Extracted records:
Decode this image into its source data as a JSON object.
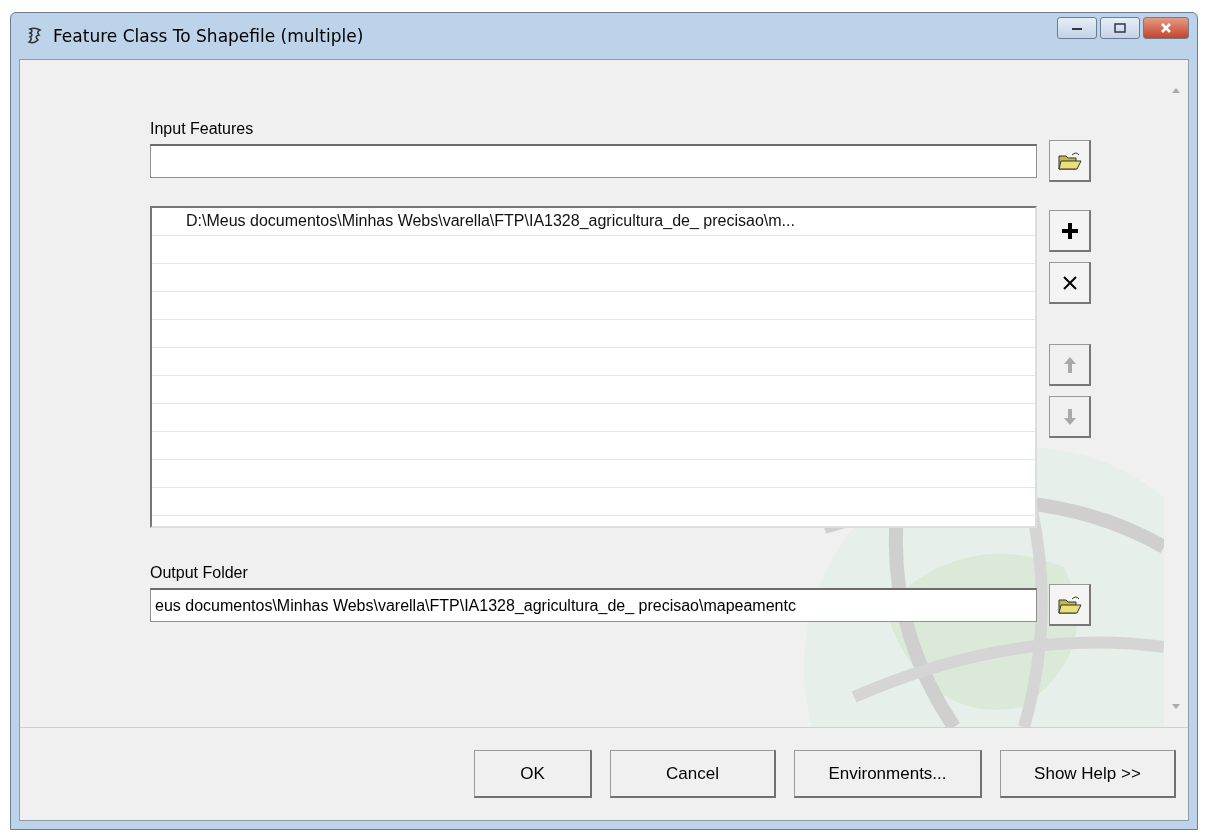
{
  "window": {
    "title": "Feature Class To Shapefile (multiple)"
  },
  "input_features": {
    "label": "Input Features"
  },
  "feature_list": {
    "items": [
      {
        "text": "D:\\Meus documentos\\Minhas Webs\\varella\\FTP\\IA1328_agricultura_de_ precisao\\m..."
      }
    ],
    "tools": [
      {
        "kind": "add",
        "disabled": false
      },
      {
        "kind": "remove",
        "disabled": false
      },
      {
        "kind": "up",
        "disabled": true
      },
      {
        "kind": "down",
        "disabled": true
      }
    ]
  },
  "output_folder": {
    "label": "Output Folder",
    "value": "eus documentos\\Minhas Webs\\varella\\FTP\\IA1328_agricultura_de_ precisao\\mapeamentc"
  },
  "buttons": [
    "OK",
    "Cancel",
    "Environments...",
    "Show Help >>"
  ]
}
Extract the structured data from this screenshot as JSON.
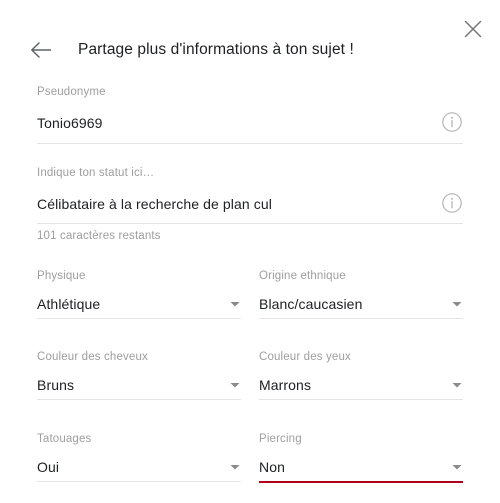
{
  "header": {
    "title": "Partage plus d'informations à ton sujet !",
    "back_icon": "arrow-left-icon",
    "close_icon": "close-icon"
  },
  "colors": {
    "accent_error": "#b00020",
    "label": "#9e9e9e",
    "value": "#202124",
    "rule": "#e4e4e4",
    "background": "#ffffff"
  },
  "fields": {
    "nickname": {
      "label": "Pseudonyme",
      "value": "Tonio6969",
      "placeholder": "Pseudonyme",
      "info_icon": "info-circle-icon"
    },
    "status": {
      "label": "Indique ton statut ici…",
      "value": "Célibataire à la recherche de plan cul",
      "placeholder": "Indique ton statut ici…",
      "helper": "101 caractères restants",
      "info_icon": "info-circle-icon"
    },
    "physique": {
      "label": "Physique",
      "value": "Athlétique",
      "caret_icon": "chevron-down-icon"
    },
    "origine": {
      "label": "Origine ethnique",
      "value": "Blanc/caucasien",
      "caret_icon": "chevron-down-icon"
    },
    "cheveux": {
      "label": "Couleur des cheveux",
      "value": "Bruns",
      "caret_icon": "chevron-down-icon"
    },
    "yeux": {
      "label": "Couleur des yeux",
      "value": "Marrons",
      "caret_icon": "chevron-down-icon"
    },
    "tatouages": {
      "label": "Tatouages",
      "value": "Oui",
      "caret_icon": "chevron-down-icon"
    },
    "piercing": {
      "label": "Piercing",
      "value": "Non",
      "caret_icon": "chevron-down-icon",
      "state": "error"
    }
  }
}
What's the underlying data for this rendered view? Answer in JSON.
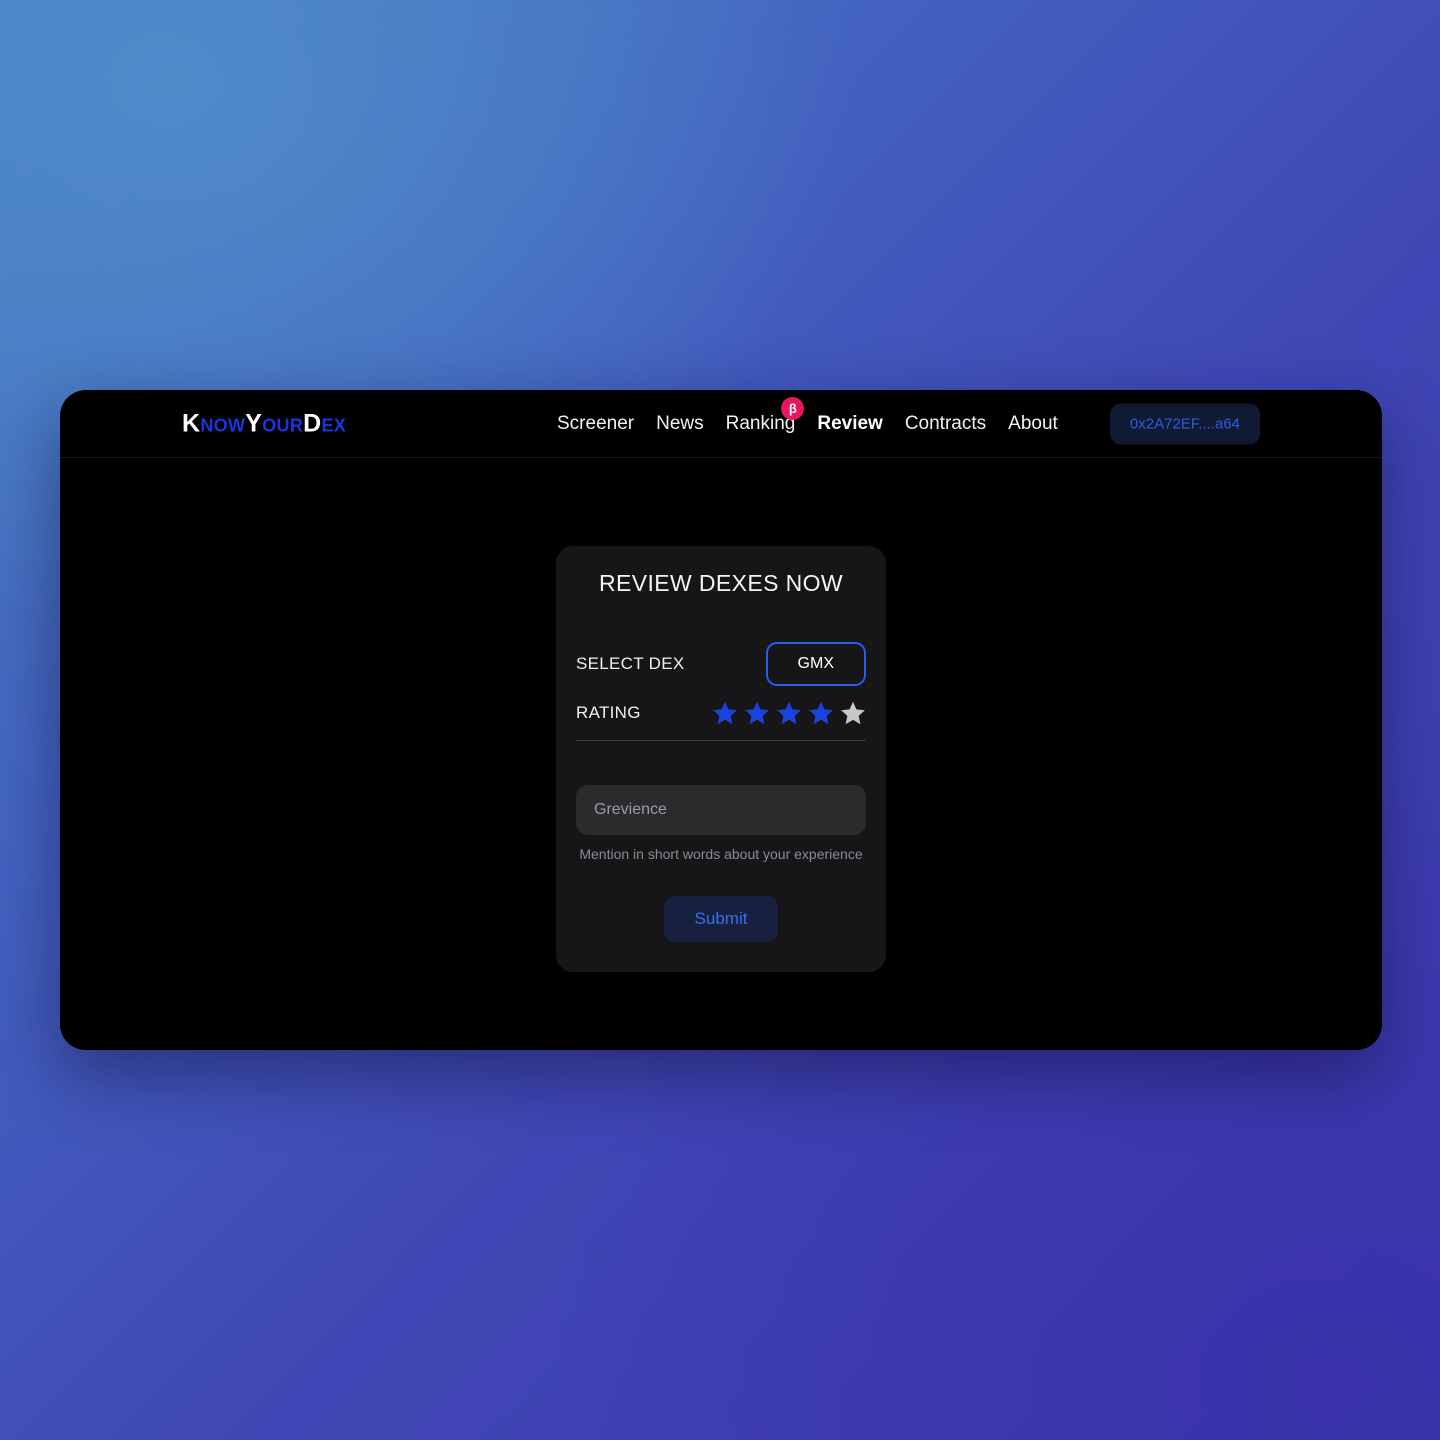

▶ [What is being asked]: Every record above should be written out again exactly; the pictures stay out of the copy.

▶ [Exercise output]:
Decode this image into its source data as a JSON object.
{
  "window": {
    "title": "Feature Class To Shapefile (multiple)"
  },
  "input_features": {
    "label": "Input Features"
  },
  "feature_list": {
    "items": [
      {
        "text": "D:\\Meus documentos\\Minhas Webs\\varella\\FTP\\IA1328_agricultura_de_ precisao\\m..."
      }
    ],
    "tools": [
      {
        "kind": "add",
        "disabled": false
      },
      {
        "kind": "remove",
        "disabled": false
      },
      {
        "kind": "up",
        "disabled": true
      },
      {
        "kind": "down",
        "disabled": true
      }
    ]
  },
  "output_folder": {
    "label": "Output Folder",
    "value": "eus documentos\\Minhas Webs\\varella\\FTP\\IA1328_agricultura_de_ precisao\\mapeamentc"
  },
  "buttons": [
    "OK",
    "Cancel",
    "Environments...",
    "Show Help >>"
  ]
}
Extract the structured data from this screenshot as JSON.
{
  "header": {
    "title": "Partage plus d'informations à ton sujet !",
    "back_icon": "arrow-left-icon",
    "close_icon": "close-icon"
  },
  "colors": {
    "accent_error": "#b00020",
    "label": "#9e9e9e",
    "value": "#202124",
    "rule": "#e4e4e4",
    "background": "#ffffff"
  },
  "fields": {
    "nickname": {
      "label": "Pseudonyme",
      "value": "Tonio6969",
      "placeholder": "Pseudonyme",
      "info_icon": "info-circle-icon"
    },
    "status": {
      "label": "Indique ton statut ici…",
      "value": "Célibataire à la recherche de plan cul",
      "placeholder": "Indique ton statut ici…",
      "helper": "101 caractères restants",
      "info_icon": "info-circle-icon"
    },
    "physique": {
      "label": "Physique",
      "value": "Athlétique",
      "caret_icon": "chevron-down-icon"
    },
    "origine": {
      "label": "Origine ethnique",
      "value": "Blanc/caucasien",
      "caret_icon": "chevron-down-icon"
    },
    "cheveux": {
      "label": "Couleur des cheveux",
      "value": "Bruns",
      "caret_icon": "chevron-down-icon"
    },
    "yeux": {
      "label": "Couleur des yeux",
      "value": "Marrons",
      "caret_icon": "chevron-down-icon"
    },
    "tatouages": {
      "label": "Tatouages",
      "value": "Oui",
      "caret_icon": "chevron-down-icon"
    },
    "piercing": {
      "label": "Piercing",
      "value": "Non",
      "caret_icon": "chevron-down-icon",
      "state": "error"
    }
  }
}
What's the underlying data for this rendered view? Answer in JSON.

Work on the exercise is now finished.